We’ll post more as the mood arises (or you can send them in) … I know pediments of assorted temples have at least one person in a similar pose; Aphrodite often adopts similar too for bathing purposes …
The incipit of an item from the Telegraph:
The marble pyramid, which dates from 12BC and adds an incongruous touch of ancient Egypt to the Italian capital, is grimy from traffic fumes and festooned with weeds and bushes growing from the cracks between its enormous stone blocks.
The project will include efforts to determine whether, as legend has it, there are secret chambers built into the pyramid.
“A few years ago ultrasonic testing found anomalies within the structure,” Maria Grazia Filetici, a Rome cultural official, told La Repubblica newspaper. “We want to investigate them further with probes.”
The unusual monument was constructed of brick and marble following Rome’s conquest of Egypt, which initiated a fashion for all things Egyptian.
It was a must-see sight during the Grand Tour and inspired Shelley and, a century later, Thomas Hardy.
Yuzo Yagi, the owner of a fashion business, has agreed to donate one million euros for the restoration of the 2,000-year-old monument, which forms part of Rome’s ancient walls and overlooks the Protestant Cemetery, the burial place of Shelley and Keats.
Mr Yagi, from Osaka, has had business connections with Italy for more than 40 years and wants to fund the restoration of the monument as a way of commemorating his links with Rome.
He is due to sign the agreement next month, with work expected to start in April. In return for his donation, he has asked that a plaque inscribed with his name be placed near the monument.
“His dream is to leave a mark in our country. Last year, he visited the pyramid and was struck by how remarkable it was,” said Rita Paris, who manages the monument.
The 118ft-high monument was built as the burial chamber for a Roman magistrate, Gaius Cestius.
The chamber was once frescoed but is now bare and empty, after its contents were plundered in the Middle Ages.
The pyramid was incorporated into the Aurelian Walls, which were built to protect Rome in the 3rd century AD, helping to ensure that it was never damaged or demolished. [...]

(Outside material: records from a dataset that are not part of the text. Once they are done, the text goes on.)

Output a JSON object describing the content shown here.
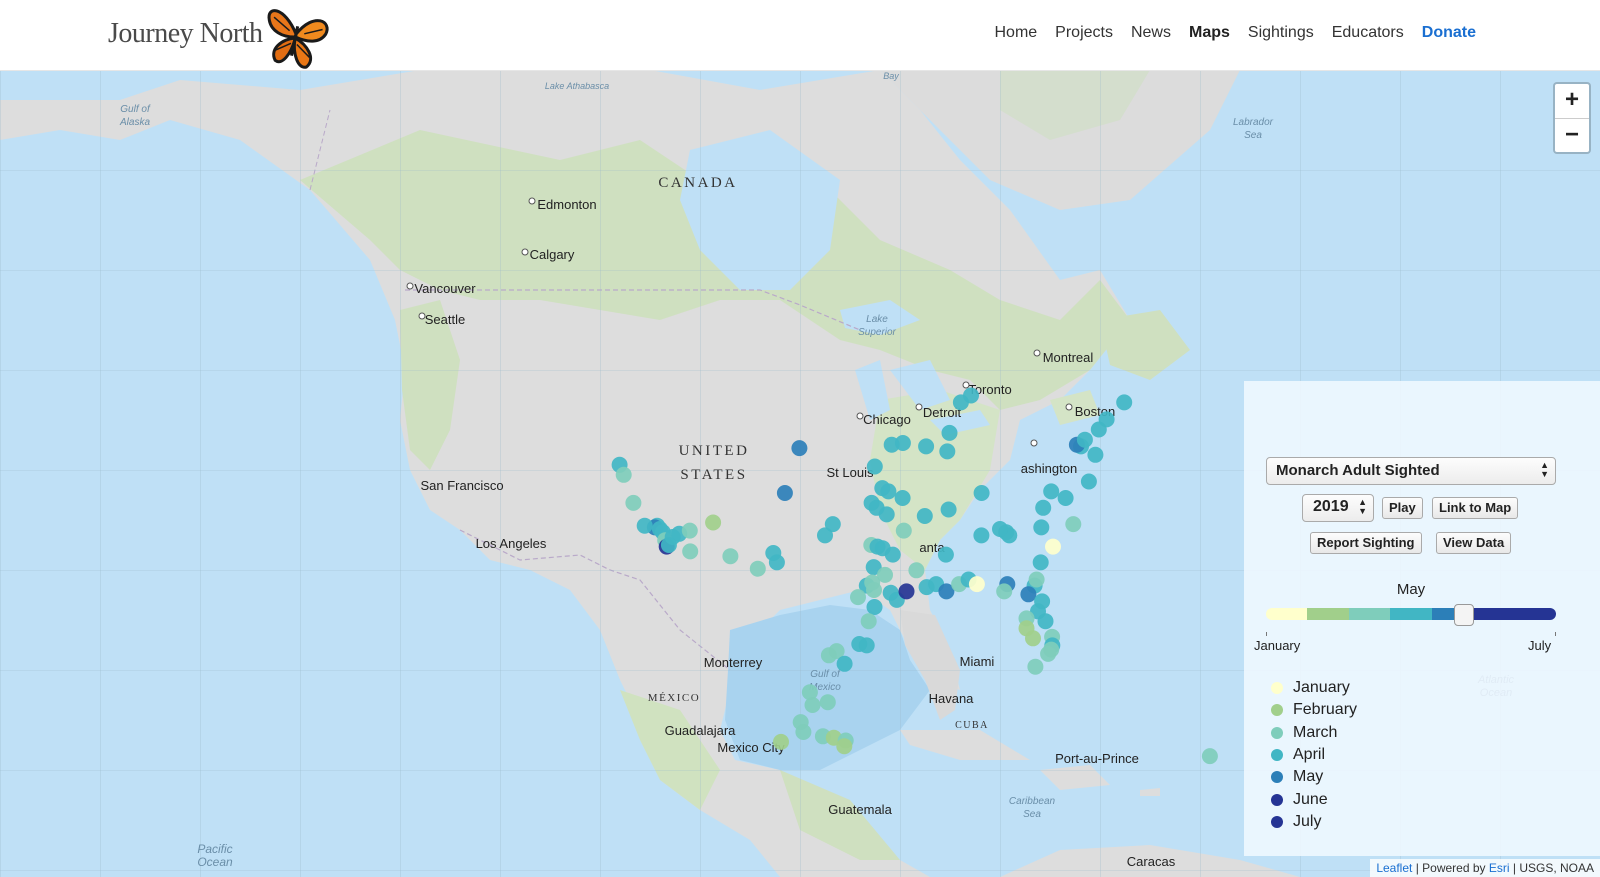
{
  "header": {
    "logo_text": "Journey North",
    "nav": [
      {
        "label": "Home",
        "name": "nav-home"
      },
      {
        "label": "Projects",
        "name": "nav-projects"
      },
      {
        "label": "News",
        "name": "nav-news"
      },
      {
        "label": "Maps",
        "name": "nav-maps",
        "active": true
      },
      {
        "label": "Sightings",
        "name": "nav-sightings"
      },
      {
        "label": "Educators",
        "name": "nav-educators"
      },
      {
        "label": "Donate",
        "name": "nav-donate"
      }
    ]
  },
  "map": {
    "labels": {
      "gulf_alaska": "Gulf of Alaska",
      "athabasca": "Lake Athabasca",
      "canada": "CANADA",
      "labrador": "Labrador Sea",
      "edmonton": "Edmonton",
      "calgary": "Calgary",
      "vancouver": "Vancouver",
      "seattle": "Seattle",
      "superior": "Lake Superior",
      "montreal": "Montreal",
      "toronto": "Toronto",
      "detroit": "Detroit",
      "chicago": "Chicago",
      "boston": "Boston",
      "united": "UNITED",
      "states": "STATES",
      "stlouis": "St Louis",
      "washington": "ashington",
      "sanfrancisco": "San Francisco",
      "losangeles": "Los Angeles",
      "atlanta": "anta",
      "monterrey": "Monterrey",
      "gulf_mexico": "Gulf of Mexico",
      "miami": "Miami",
      "mexico": "MÉXICO",
      "havana": "Havana",
      "cuba": "CUBA",
      "guadalajara": "Guadalajara",
      "mexicocity": "Mexico City",
      "portauprince": "Port-au-Prince",
      "atlantic": "Atlantic Ocean",
      "caribbean": "Caribbean Sea",
      "guatemala": "Guatemala",
      "pacific": "Pacific Ocean",
      "caracas": "Caracas",
      "bay": "Bay"
    },
    "zoom_in": "+",
    "zoom_out": "−",
    "markers": [
      {
        "lat": 37.8,
        "lon": -122.4,
        "m": 4
      },
      {
        "lat": 37.2,
        "lon": -121.9,
        "m": 3
      },
      {
        "lat": 35.5,
        "lon": -120.7,
        "m": 3
      },
      {
        "lat": 34.1,
        "lon": -118.2,
        "m": 4
      },
      {
        "lat": 34.0,
        "lon": -118.4,
        "m": 5
      },
      {
        "lat": 33.9,
        "lon": -117.9,
        "m": 4
      },
      {
        "lat": 33.7,
        "lon": -117.6,
        "m": 4
      },
      {
        "lat": 33.2,
        "lon": -117.3,
        "m": 3
      },
      {
        "lat": 32.8,
        "lon": -117.1,
        "m": 6
      },
      {
        "lat": 33.4,
        "lon": -116.6,
        "m": 4
      },
      {
        "lat": 33.6,
        "lon": -116.0,
        "m": 4
      },
      {
        "lat": 34.1,
        "lon": -119.4,
        "m": 4
      },
      {
        "lat": 32.9,
        "lon": -116.9,
        "m": 4
      },
      {
        "lat": 33.8,
        "lon": -115.0,
        "m": 3
      },
      {
        "lat": 32.5,
        "lon": -114.8,
        "m": 3
      },
      {
        "lat": 34.3,
        "lon": -112.8,
        "m": 2
      },
      {
        "lat": 32.2,
        "lon": -110.9,
        "m": 3
      },
      {
        "lat": 31.4,
        "lon": -108.2,
        "m": 3
      },
      {
        "lat": 32.4,
        "lon": -106.8,
        "m": 4
      },
      {
        "lat": 31.8,
        "lon": -106.4,
        "m": 4
      },
      {
        "lat": 36.1,
        "lon": -106.0,
        "m": 5
      },
      {
        "lat": 38.8,
        "lon": -104.8,
        "m": 5
      },
      {
        "lat": 33.5,
        "lon": -101.9,
        "m": 4
      },
      {
        "lat": 34.2,
        "lon": -101.2,
        "m": 4
      },
      {
        "lat": 32.9,
        "lon": -97.4,
        "m": 3
      },
      {
        "lat": 32.8,
        "lon": -96.8,
        "m": 4
      },
      {
        "lat": 32.7,
        "lon": -96.3,
        "m": 4
      },
      {
        "lat": 32.3,
        "lon": -95.3,
        "m": 4
      },
      {
        "lat": 31.5,
        "lon": -97.1,
        "m": 4
      },
      {
        "lat": 30.3,
        "lon": -97.7,
        "m": 4
      },
      {
        "lat": 30.5,
        "lon": -97.2,
        "m": 3
      },
      {
        "lat": 29.8,
        "lon": -95.4,
        "m": 4
      },
      {
        "lat": 29.5,
        "lon": -98.5,
        "m": 3
      },
      {
        "lat": 29.3,
        "lon": -94.8,
        "m": 4
      },
      {
        "lat": 29.9,
        "lon": -93.9,
        "m": 6
      },
      {
        "lat": 30.2,
        "lon": -92.0,
        "m": 4
      },
      {
        "lat": 30.4,
        "lon": -91.1,
        "m": 4
      },
      {
        "lat": 29.9,
        "lon": -90.1,
        "m": 5
      },
      {
        "lat": 30.4,
        "lon": -88.9,
        "m": 3
      },
      {
        "lat": 30.7,
        "lon": -88.0,
        "m": 4
      },
      {
        "lat": 30.4,
        "lon": -87.2,
        "m": 1
      },
      {
        "lat": 30.4,
        "lon": -84.3,
        "m": 5
      },
      {
        "lat": 29.9,
        "lon": -84.6,
        "m": 3
      },
      {
        "lat": 30.3,
        "lon": -81.7,
        "m": 4
      },
      {
        "lat": 29.7,
        "lon": -82.3,
        "m": 5
      },
      {
        "lat": 29.2,
        "lon": -81.0,
        "m": 4
      },
      {
        "lat": 28.5,
        "lon": -81.4,
        "m": 4
      },
      {
        "lat": 28.0,
        "lon": -82.5,
        "m": 3
      },
      {
        "lat": 27.3,
        "lon": -82.5,
        "m": 2
      },
      {
        "lat": 27.8,
        "lon": -80.7,
        "m": 4
      },
      {
        "lat": 26.7,
        "lon": -80.1,
        "m": 3
      },
      {
        "lat": 26.1,
        "lon": -80.1,
        "m": 4
      },
      {
        "lat": 25.8,
        "lon": -80.2,
        "m": 3
      },
      {
        "lat": 25.5,
        "lon": -80.5,
        "m": 3
      },
      {
        "lat": 26.6,
        "lon": -81.9,
        "m": 2
      },
      {
        "lat": 24.6,
        "lon": -81.7,
        "m": 3
      },
      {
        "lat": 33.7,
        "lon": -84.4,
        "m": 4
      },
      {
        "lat": 33.5,
        "lon": -84.1,
        "m": 4
      },
      {
        "lat": 33.9,
        "lon": -85.0,
        "m": 4
      },
      {
        "lat": 34.0,
        "lon": -81.0,
        "m": 4
      },
      {
        "lat": 32.8,
        "lon": -79.9,
        "m": 1
      },
      {
        "lat": 34.2,
        "lon": -77.9,
        "m": 3
      },
      {
        "lat": 35.8,
        "lon": -78.6,
        "m": 4
      },
      {
        "lat": 35.2,
        "lon": -80.8,
        "m": 4
      },
      {
        "lat": 36.2,
        "lon": -80.0,
        "m": 4
      },
      {
        "lat": 36.8,
        "lon": -76.3,
        "m": 4
      },
      {
        "lat": 38.9,
        "lon": -77.0,
        "m": 4
      },
      {
        "lat": 39.0,
        "lon": -77.4,
        "m": 5
      },
      {
        "lat": 39.3,
        "lon": -76.6,
        "m": 4
      },
      {
        "lat": 39.9,
        "lon": -75.2,
        "m": 4
      },
      {
        "lat": 38.4,
        "lon": -75.6,
        "m": 4
      },
      {
        "lat": 41.5,
        "lon": -72.6,
        "m": 4
      },
      {
        "lat": 41.9,
        "lon": -87.9,
        "m": 4
      },
      {
        "lat": 41.5,
        "lon": -88.9,
        "m": 4
      },
      {
        "lat": 39.7,
        "lon": -90.0,
        "m": 4
      },
      {
        "lat": 38.6,
        "lon": -90.2,
        "m": 4
      },
      {
        "lat": 38.9,
        "lon": -92.3,
        "m": 4
      },
      {
        "lat": 39.1,
        "lon": -94.6,
        "m": 4
      },
      {
        "lat": 39.0,
        "lon": -95.7,
        "m": 4
      },
      {
        "lat": 37.7,
        "lon": -97.3,
        "m": 4
      },
      {
        "lat": 36.4,
        "lon": -96.5,
        "m": 4
      },
      {
        "lat": 36.2,
        "lon": -95.9,
        "m": 4
      },
      {
        "lat": 35.5,
        "lon": -97.5,
        "m": 4
      },
      {
        "lat": 35.2,
        "lon": -97.0,
        "m": 4
      },
      {
        "lat": 35.8,
        "lon": -94.5,
        "m": 4
      },
      {
        "lat": 34.7,
        "lon": -92.3,
        "m": 4
      },
      {
        "lat": 35.1,
        "lon": -90.0,
        "m": 4
      },
      {
        "lat": 32.3,
        "lon": -90.2,
        "m": 4
      },
      {
        "lat": 33.5,
        "lon": -86.8,
        "m": 4
      },
      {
        "lat": 36.1,
        "lon": -86.8,
        "m": 4
      },
      {
        "lat": 34.8,
        "lon": -96.0,
        "m": 4
      },
      {
        "lat": 33.8,
        "lon": -94.3,
        "m": 3
      },
      {
        "lat": 31.3,
        "lon": -93.0,
        "m": 3
      },
      {
        "lat": 31.0,
        "lon": -96.0,
        "m": 3
      },
      {
        "lat": 30.0,
        "lon": -97.0,
        "m": 3
      },
      {
        "lat": 28.8,
        "lon": -96.9,
        "m": 4
      },
      {
        "lat": 27.8,
        "lon": -97.4,
        "m": 3
      },
      {
        "lat": 26.2,
        "lon": -98.2,
        "m": 4
      },
      {
        "lat": 26.1,
        "lon": -97.5,
        "m": 4
      },
      {
        "lat": 25.7,
        "lon": -100.3,
        "m": 3
      },
      {
        "lat": 25.4,
        "lon": -101.0,
        "m": 3
      },
      {
        "lat": 24.8,
        "lon": -99.5,
        "m": 4
      },
      {
        "lat": 22.1,
        "lon": -100.9,
        "m": 3
      },
      {
        "lat": 22.8,
        "lon": -102.6,
        "m": 3
      },
      {
        "lat": 21.9,
        "lon": -102.3,
        "m": 3
      },
      {
        "lat": 20.7,
        "lon": -103.3,
        "m": 3
      },
      {
        "lat": 20.0,
        "lon": -103.0,
        "m": 3
      },
      {
        "lat": 19.7,
        "lon": -101.2,
        "m": 3
      },
      {
        "lat": 19.6,
        "lon": -100.2,
        "m": 2
      },
      {
        "lat": 19.4,
        "lon": -99.1,
        "m": 3
      },
      {
        "lat": 19.0,
        "lon": -99.2,
        "m": 2
      },
      {
        "lat": 19.3,
        "lon": -105.0,
        "m": 2
      },
      {
        "lat": 18.3,
        "lon": -65.9,
        "m": 3
      },
      {
        "lat": 40.5,
        "lon": -74.4,
        "m": 4
      },
      {
        "lat": 30.7,
        "lon": -81.5,
        "m": 3
      },
      {
        "lat": 31.8,
        "lon": -81.1,
        "m": 4
      }
    ]
  },
  "panel": {
    "dataset": "Monarch Adult Sighted",
    "year": "2019",
    "play": "Play",
    "link": "Link to Map",
    "report": "Report Sighting",
    "view": "View Data",
    "current_month": "May",
    "current_fraction": 0.68,
    "range_start": "January",
    "range_end": "July",
    "legend": [
      {
        "label": "January",
        "color": "#ffffcc"
      },
      {
        "label": "February",
        "color": "#a1cf8b"
      },
      {
        "label": "March",
        "color": "#7fcdbb"
      },
      {
        "label": "April",
        "color": "#41b6c4"
      },
      {
        "label": "May",
        "color": "#2c7fb8"
      },
      {
        "label": "June",
        "color": "#253494"
      },
      {
        "label": "July",
        "color": "#253494"
      }
    ]
  },
  "attribution": {
    "leaflet": "Leaflet",
    "sep1": " | Powered by ",
    "esri": "Esri",
    "sep2": " | USGS, NOAA"
  }
}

- via: Japanese tycoon steps in to restore dilapidated treasure in Rome(Telegraph)
More news coverage:
- Japanese investor to restore ancient Roman pyramid (AFP via Yahoo)
- Businessman Yuzo Yagi to restore ancient pyramid in Rome (News.com)
From the Italian press:
- Un milione di euro dal Giappone “Piramide restaurata entro il 2013″ (Repubblica)
- Un milione di euro dal Giappone per restaurare la Piramide (Corriere della Sera)
Pyramid of Cestius links:
- Pyramid of Cestius (Livius)
- Pyramid of Cestius (Wikipedia)
- Sepulchrum Caii Cestii (Platner and Ashby via Lacus Curtius)
- Rome at the Pyramid of Cestius Near the Graves of Shelley and Keats (Thomas Hardy’s poem on the monument)
- Rome Reborn (from a guidebook; includes a good transcription of the inscription)
- Immortality in 330 Days (From Bill Thayer’s Gazetteer … a very interesting associated inscription on how long it took to build the thing)
Rome Reports has a very nice presentation of that ‘Catholic Latin help line’ story we mentioned a few days ago:
Saw this mentioned somewhere over the past couple of days (of intermittent internet) … dare one say it is an allegory for the state of Classics in some places?
- via Banksy
Pop Classics: Strictly Come Dancing 2011 Final.
[for some reason, I have this Edward G. Robinson voice in my head saying "Where's your Classical Tradition, now?"]
Laudator Temporis Acti: De Liberis Educandis.
[if only I could implement this!! (when necessary)]
Laudator Temporis Acti: O Dulce Otium!.
[one of my favourite letters of Pliny]